  • Extraterritoriality, or exit fees? Stiff taxes these days on Americans who renounce their citizenship [Coyote Blog]
  • Pennsylvania Gov. Ed Rendell hires Bailey, Perrin & Bailey, big campaign-donor law firm for anti-drugmaker suit [WSJ, Point of Law, ShopFloor, Adler @ Volokh]
  • Injured in wrestling fall, will get $15 million from school district [Seattle Times]
  • Feds seized Petri dishes at Buffalo professor’s home and word spread of major bioterror bust. Oops [Andrew Grossman, Heritage]
  • Toward “public control over the media”: Creepy ideological origins of Nichols/McChesney scheme to subsidize newspapers [Adam Thierer, City Journal]
  • Thanks to expensive modern medicine Virginia Postrel has been doing well in her fight against breast cancer, story might not have been so happy in some countries [The Atlantic, second essay responding to letters]
  • Jury awards $22.5 million against vaccine maker to man who says he caught polio from daughter’s shot [Staten Island Advance]

Second British gambling CEO detained
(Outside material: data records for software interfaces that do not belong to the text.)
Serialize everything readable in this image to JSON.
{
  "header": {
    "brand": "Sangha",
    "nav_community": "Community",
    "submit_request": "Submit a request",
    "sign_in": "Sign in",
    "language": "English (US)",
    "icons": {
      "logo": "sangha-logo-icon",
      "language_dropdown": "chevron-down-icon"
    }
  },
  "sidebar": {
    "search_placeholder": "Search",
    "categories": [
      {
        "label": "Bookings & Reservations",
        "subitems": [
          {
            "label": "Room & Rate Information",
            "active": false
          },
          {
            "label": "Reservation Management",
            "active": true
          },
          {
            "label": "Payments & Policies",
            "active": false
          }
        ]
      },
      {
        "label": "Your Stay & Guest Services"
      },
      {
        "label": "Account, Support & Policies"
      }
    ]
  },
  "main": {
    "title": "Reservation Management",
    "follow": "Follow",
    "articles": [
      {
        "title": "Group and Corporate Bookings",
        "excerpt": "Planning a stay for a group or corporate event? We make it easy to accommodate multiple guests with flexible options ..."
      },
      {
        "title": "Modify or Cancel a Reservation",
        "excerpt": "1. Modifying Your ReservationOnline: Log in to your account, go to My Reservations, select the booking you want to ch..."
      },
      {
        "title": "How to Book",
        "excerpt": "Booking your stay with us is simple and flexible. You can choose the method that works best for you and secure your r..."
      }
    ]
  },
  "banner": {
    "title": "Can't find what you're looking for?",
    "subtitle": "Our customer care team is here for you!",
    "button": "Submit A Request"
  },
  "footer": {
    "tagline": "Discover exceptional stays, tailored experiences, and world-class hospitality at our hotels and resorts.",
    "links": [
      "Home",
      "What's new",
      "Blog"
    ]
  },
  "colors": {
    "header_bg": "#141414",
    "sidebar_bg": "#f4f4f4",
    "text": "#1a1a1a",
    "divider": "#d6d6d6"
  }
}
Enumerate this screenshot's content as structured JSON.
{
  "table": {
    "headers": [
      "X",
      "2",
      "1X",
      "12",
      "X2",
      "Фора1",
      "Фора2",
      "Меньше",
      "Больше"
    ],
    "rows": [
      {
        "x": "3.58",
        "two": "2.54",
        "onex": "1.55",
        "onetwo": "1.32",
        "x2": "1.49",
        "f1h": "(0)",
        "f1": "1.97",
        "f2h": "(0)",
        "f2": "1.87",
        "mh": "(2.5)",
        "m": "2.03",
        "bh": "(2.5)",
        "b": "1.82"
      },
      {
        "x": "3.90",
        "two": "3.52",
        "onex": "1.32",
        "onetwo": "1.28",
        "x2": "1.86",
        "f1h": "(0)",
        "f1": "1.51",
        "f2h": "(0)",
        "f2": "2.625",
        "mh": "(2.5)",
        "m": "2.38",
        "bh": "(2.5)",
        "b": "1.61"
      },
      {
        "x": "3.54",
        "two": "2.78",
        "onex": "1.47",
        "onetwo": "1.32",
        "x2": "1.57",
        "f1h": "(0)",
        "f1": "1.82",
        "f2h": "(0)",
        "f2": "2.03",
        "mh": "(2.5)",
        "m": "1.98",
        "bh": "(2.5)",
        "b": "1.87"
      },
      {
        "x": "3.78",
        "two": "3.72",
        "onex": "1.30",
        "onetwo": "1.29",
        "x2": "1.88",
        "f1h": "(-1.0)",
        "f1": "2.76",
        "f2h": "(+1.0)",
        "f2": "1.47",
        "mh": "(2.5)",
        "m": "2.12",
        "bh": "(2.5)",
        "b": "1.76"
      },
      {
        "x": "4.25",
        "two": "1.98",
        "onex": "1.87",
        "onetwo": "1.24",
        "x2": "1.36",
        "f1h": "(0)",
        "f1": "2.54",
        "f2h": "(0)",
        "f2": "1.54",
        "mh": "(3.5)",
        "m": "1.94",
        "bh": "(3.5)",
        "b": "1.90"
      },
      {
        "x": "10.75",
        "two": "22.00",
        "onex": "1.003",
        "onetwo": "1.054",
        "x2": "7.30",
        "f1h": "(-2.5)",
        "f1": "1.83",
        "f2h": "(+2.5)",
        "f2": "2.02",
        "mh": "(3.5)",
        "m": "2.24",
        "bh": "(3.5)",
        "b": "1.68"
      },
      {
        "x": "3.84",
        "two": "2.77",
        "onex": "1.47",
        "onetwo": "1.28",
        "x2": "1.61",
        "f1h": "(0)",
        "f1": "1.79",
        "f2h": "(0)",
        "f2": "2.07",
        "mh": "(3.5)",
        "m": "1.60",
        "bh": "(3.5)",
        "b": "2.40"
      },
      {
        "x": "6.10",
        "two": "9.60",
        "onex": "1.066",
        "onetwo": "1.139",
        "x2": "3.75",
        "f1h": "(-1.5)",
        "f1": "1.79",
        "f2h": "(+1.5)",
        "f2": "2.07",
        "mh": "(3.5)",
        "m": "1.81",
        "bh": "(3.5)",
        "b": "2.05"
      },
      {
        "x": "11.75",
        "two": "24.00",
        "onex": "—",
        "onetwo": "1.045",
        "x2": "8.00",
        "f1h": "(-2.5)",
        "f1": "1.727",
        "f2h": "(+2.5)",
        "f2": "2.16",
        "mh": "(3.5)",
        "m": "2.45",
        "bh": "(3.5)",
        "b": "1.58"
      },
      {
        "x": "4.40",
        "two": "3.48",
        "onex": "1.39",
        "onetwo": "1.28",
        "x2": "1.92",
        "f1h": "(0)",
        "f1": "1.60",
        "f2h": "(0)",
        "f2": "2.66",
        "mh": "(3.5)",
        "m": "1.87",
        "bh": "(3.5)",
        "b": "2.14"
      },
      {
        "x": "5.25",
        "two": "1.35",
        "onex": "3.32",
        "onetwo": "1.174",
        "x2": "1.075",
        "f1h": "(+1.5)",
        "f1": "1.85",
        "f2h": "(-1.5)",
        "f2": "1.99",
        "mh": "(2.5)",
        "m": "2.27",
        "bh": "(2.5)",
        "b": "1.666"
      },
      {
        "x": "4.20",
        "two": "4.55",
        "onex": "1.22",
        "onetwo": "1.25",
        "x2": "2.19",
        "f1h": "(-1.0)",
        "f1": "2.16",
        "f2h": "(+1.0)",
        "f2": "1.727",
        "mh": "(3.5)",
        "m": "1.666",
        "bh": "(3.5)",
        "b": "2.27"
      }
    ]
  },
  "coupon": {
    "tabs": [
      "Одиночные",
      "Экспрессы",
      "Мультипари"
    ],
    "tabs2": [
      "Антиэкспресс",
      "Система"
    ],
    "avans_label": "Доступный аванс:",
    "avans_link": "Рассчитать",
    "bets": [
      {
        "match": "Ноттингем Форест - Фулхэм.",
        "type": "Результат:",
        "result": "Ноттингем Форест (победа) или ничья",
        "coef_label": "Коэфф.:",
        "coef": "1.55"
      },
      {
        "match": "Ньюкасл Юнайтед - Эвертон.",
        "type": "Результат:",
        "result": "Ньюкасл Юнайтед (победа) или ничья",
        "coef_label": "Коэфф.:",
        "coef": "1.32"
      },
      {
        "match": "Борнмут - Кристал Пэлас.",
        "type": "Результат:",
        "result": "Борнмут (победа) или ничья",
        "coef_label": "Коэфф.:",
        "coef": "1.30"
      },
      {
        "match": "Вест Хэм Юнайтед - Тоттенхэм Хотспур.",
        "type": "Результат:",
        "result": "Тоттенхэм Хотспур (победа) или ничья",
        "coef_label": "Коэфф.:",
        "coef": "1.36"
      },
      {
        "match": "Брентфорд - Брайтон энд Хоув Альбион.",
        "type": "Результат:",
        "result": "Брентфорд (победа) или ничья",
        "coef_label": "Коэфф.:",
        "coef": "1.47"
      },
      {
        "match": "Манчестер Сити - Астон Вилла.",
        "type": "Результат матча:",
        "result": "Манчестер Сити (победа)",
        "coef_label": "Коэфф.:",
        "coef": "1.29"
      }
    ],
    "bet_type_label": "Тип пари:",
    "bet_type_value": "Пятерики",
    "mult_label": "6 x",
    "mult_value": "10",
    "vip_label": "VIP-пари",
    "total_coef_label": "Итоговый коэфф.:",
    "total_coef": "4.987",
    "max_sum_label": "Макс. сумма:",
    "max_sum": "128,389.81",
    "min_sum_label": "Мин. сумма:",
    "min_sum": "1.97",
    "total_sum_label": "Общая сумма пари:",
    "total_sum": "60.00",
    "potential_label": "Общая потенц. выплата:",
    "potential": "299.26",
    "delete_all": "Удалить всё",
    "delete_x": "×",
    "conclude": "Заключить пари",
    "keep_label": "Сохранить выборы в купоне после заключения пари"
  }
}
“The chairman of British betting company Sportingbet, Peter Dicks, was detained by American authorities in the early hours of today in what is being seen as a further crackdown on online gambling. The detention of Mr Dicks, 64, comes just two months after David Carruthers, the chief executive of BetOnSports was arrested in Texas on alleged fraud and racketeering charges. Mr Carruthers, who has maintained his innocence, was on his way to the company’s offices in Costa Rica.” (Miles Costello, “Sportingbet boss detained in US”, Times Online (UK), Sept. 7). For our earlier coverage, see my Times Online column on Carruthers’ arrest as well as Jul. 20 and Jul. 27.